Papillary adenocarcinoma

From Dog
A papillary adenocarcinoma removed from a 10-year-old Golden Retriever[1]

Papillary adenocarcinoma are a malignant epithelial tumor of the canine ovary.

Unlike their benign counterpart, the papillary adenoma, these tumors are more aggressive and can grow to a significant size and result in peritoneal implantation metastasis[2].

Clinical symptoms are often nonspecific and may include anestrus in non-sterilized bitches, abdominal pain and a palpable mass in the central abdomen.

A presumptive diagnosis is usually achieved with abdominal ultrasonography, showing a mass lesion effect.

A definitive diagnosis includes granulosa cell tumor, ovarian teratomas, paraovarian cysts, ovarian carcinoma and dysgerminoma[3].

Treatment is usually curative with ovariohysterectomy.

References

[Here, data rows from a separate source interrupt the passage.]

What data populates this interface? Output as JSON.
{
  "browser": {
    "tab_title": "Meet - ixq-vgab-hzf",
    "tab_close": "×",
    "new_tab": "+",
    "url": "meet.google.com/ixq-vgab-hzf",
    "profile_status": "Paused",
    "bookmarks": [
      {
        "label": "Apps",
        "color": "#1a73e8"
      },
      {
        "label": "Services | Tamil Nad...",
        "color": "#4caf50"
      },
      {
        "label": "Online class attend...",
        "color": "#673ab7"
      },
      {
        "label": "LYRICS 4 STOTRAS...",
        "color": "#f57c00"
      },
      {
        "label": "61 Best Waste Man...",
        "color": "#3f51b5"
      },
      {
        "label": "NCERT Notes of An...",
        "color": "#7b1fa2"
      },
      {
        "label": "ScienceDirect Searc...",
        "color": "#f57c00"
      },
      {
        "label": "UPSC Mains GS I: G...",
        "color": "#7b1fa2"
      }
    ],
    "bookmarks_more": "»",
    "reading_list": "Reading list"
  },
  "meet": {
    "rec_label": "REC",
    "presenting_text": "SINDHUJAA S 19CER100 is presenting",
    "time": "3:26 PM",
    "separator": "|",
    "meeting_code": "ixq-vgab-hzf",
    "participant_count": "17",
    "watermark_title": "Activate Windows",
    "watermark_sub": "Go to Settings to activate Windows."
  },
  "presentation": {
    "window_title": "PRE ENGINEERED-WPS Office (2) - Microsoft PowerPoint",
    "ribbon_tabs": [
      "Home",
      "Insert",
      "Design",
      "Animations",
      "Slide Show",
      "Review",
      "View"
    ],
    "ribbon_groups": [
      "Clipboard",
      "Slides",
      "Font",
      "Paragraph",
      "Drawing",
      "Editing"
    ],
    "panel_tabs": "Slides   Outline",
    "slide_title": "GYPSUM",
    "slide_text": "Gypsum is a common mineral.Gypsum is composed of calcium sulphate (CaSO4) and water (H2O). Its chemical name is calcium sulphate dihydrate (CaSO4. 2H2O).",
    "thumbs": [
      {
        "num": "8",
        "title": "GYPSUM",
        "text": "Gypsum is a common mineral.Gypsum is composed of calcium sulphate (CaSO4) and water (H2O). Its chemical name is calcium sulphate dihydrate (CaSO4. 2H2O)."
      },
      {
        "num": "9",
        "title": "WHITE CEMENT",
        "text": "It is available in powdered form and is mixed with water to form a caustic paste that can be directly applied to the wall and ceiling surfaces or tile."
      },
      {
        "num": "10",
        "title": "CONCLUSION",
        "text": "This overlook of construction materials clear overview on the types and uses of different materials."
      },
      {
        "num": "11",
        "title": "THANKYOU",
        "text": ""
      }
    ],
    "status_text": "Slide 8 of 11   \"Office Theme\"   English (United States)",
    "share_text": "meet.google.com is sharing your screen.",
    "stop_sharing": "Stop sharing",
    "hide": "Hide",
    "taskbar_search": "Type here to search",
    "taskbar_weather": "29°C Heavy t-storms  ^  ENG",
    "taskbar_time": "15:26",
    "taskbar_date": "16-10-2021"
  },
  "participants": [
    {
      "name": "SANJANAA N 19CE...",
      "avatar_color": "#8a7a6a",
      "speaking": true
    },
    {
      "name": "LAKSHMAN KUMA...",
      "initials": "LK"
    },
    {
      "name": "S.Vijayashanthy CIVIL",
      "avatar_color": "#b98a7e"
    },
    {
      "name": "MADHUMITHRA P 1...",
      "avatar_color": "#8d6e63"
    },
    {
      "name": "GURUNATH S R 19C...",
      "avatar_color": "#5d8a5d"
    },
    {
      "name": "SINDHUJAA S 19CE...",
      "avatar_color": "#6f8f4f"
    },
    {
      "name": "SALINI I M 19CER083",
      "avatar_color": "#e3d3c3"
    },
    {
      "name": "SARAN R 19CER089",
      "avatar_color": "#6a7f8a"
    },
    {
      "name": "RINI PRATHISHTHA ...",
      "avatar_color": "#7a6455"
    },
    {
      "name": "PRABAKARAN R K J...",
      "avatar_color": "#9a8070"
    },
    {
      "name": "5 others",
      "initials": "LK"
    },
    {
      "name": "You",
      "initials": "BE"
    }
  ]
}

  1. Hori Y et al (2006) Canine ovarian serous papillary adenocarcinoma with neoplastic hypercalcemia. J Vet Med Sci 68(9):979-982
  2. Nielsen SW et al (1976) Tumours of the ovary. Bull World Health Organ 53(2-3):203-215
  3. Bertazzolo W et al (2004) Cytological features of canine ovarian tumours: a retrospective study of 19 cases. J Small Anim Pract 45(11):539-545